While I was there, I was asked often how it was bringing a baby to a conference, so I decided to write a blog post. As with all parenting advice, the circumstances are a strong factor in how the experience turned out. RailsConf is a casual three-day multi-track tech conference with many breaks and social events – it's as much about socialization as it is about technical know-how. This is not my first baby and not my first time at RailsConf, so I had some idea of what I might be getting into. Minus a few minor squeaks, baby Skardal was sleeping or sitting happily throughout the conference.

Here's what I [qualitatively] perceived to be the reaction of others attending the conference to baby Skardal:

In list form:

  • Didn't Notice: Probably about 50% didn't notice I had a baby, especially when she was sleeping soundly in the carrier.
  • Stares: Around 50% may have stared.
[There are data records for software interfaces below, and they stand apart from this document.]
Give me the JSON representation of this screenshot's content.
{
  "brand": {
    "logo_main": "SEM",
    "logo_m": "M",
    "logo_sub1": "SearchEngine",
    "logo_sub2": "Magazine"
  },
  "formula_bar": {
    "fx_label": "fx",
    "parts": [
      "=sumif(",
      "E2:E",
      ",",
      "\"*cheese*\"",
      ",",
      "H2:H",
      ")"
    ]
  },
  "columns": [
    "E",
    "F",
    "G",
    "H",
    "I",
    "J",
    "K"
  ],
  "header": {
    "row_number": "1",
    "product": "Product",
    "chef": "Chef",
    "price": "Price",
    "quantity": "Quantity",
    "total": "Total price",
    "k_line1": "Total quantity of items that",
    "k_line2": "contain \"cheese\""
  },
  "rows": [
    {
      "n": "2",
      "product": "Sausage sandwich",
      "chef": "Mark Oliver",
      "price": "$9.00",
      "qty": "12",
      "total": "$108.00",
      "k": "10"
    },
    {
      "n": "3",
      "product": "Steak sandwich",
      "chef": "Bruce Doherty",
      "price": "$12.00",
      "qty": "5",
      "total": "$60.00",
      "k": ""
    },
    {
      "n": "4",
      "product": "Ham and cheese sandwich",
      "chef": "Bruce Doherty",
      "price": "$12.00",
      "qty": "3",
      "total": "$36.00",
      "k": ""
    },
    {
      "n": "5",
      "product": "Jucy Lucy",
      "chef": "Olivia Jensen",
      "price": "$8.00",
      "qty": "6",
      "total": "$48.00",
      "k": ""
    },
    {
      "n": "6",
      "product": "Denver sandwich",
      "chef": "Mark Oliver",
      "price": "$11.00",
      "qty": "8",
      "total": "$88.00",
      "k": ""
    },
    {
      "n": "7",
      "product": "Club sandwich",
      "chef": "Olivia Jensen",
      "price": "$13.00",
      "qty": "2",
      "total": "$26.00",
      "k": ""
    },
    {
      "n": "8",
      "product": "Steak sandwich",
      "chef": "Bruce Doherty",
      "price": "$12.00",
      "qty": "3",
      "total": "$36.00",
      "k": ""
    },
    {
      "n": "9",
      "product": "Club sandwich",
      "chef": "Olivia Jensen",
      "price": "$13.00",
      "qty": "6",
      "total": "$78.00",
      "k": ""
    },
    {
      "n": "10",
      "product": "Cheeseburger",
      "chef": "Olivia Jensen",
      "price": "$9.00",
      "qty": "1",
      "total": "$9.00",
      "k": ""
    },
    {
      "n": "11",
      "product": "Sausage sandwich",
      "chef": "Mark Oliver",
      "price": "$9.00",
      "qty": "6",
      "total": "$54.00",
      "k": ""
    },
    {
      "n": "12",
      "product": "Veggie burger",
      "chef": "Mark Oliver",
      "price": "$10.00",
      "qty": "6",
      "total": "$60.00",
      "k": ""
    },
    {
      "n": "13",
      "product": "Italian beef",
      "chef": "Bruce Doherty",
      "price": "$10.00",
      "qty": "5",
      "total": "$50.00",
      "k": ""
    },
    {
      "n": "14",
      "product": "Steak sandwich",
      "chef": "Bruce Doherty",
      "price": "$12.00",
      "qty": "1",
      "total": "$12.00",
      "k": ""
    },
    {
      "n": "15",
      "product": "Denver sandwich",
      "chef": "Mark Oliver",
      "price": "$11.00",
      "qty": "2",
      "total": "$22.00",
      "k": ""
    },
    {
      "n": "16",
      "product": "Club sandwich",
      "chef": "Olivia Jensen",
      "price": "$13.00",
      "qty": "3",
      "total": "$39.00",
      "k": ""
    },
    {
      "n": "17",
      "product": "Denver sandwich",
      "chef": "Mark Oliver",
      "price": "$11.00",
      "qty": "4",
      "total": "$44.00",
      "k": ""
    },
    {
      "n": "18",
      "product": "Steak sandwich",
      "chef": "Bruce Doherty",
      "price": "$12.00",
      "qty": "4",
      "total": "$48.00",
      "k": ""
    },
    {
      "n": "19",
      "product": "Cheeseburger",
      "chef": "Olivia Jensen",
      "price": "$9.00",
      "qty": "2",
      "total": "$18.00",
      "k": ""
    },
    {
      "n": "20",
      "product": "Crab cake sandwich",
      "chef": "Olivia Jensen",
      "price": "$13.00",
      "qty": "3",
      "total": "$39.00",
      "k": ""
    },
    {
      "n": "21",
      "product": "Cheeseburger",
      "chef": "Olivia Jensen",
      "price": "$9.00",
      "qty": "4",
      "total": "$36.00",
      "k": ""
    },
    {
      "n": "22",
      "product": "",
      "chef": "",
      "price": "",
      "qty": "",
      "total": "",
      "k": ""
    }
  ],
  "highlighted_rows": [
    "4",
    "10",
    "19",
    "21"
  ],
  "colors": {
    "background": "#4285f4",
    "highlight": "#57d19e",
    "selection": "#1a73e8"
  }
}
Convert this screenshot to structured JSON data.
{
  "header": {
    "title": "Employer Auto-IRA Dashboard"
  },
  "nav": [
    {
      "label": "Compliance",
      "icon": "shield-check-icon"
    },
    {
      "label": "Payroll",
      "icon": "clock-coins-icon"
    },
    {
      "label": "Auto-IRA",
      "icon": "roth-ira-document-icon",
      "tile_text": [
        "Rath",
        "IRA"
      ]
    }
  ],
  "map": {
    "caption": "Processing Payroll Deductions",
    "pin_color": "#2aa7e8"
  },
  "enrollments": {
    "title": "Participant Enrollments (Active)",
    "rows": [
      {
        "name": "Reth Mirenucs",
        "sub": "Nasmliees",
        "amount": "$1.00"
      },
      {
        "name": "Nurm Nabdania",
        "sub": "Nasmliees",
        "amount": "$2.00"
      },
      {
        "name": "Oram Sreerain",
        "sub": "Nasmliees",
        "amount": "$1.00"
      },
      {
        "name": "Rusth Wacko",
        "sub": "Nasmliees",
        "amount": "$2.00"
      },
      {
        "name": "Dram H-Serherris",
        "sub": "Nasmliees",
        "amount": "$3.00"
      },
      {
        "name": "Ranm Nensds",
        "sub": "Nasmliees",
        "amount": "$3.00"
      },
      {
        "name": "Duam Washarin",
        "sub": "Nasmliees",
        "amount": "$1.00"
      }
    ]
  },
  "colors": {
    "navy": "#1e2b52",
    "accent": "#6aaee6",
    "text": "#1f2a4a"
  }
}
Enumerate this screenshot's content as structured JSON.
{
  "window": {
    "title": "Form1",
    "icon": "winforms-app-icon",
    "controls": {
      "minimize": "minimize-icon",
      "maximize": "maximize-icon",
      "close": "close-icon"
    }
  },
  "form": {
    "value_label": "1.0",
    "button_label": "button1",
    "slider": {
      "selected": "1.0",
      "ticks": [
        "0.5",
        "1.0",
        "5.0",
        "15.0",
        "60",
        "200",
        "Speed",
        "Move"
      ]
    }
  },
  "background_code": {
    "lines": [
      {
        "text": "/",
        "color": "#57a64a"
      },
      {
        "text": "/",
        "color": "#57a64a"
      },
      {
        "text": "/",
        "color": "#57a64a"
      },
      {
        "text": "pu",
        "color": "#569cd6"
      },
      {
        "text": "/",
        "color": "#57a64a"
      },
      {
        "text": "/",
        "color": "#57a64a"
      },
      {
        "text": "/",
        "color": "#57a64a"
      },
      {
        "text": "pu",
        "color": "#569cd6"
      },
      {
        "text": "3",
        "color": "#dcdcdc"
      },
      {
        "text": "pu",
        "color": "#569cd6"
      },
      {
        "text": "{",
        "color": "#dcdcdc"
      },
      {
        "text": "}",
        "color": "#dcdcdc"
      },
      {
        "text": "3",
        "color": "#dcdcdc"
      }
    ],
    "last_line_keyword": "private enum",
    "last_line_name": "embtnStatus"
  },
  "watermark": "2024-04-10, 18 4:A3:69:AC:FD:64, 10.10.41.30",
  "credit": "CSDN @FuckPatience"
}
See below for more.
  • Joke: A really small percentage of people made some variation of the joke "Starting her early, eh?"
  • Conversation: An equally small percentage of people started a conversation with me, which often led to more technical talk.

Here are some reasons I imagined behind the staring:

  • That baby is very cute (I'm not biased at all!)
  • Shock
  • Wonder if day care is provided (No, it wasn't. But with a 4 month old who hasn't been in day care yet, I probably wouldn't have used it.)
  • Too hungover to politely not stare

Pros & Cons

And here is how I felt after the conference, regarding pros and cons on bringing the baby:

  • A baby is a good conversation starter, which is beneficial in a generally introverted crowd.
  • I realized there are helpful & nice people in the world who offered to help plenty of times.
  • The baby was happiest staying with me.
  • Because children were the focus of many conversations, I missed out on talking shop a bit.
  • It's tiring, but in the same way that all parenting is.
  • I couldn't participate in all of the social/evening activities of the conference.
  • Staring generally makes me feel uncomfortable.


And finally, some tips:

  • Plan ahead:
    • Review the sessions in advance and pick out ones you want to attend because you may not have time to do that on the fly.
    • Walk (or travel) the route from your hotel to the conference so you know how long it will take and if there will be challenges.
  • Be agile and adapt. Most parents are already probably doing this with a 4 month old.
  • Manage your expectations:
    • Expect the conference with a baby to be tiring & challenging at times.
    • Expect stares.
    • Expect you won't make it to every session you want, so make a point of talking to others to find out their favorite sessions.
  • If not provided, ask conference organizers for access to a nursing or stashing room.
  • Bring baby gear options: carrier, stroller, bouncy seat, etc.
  • Research food delivery options ahead of time.
  • Order foods that are easy to eat with one hand. Again, another skill parents of a 4 month old may have developed.
  • Sit or stand in the back of talks.

While in these circumstances I think we made the right decision, I look forward to attending more conferences sans-children.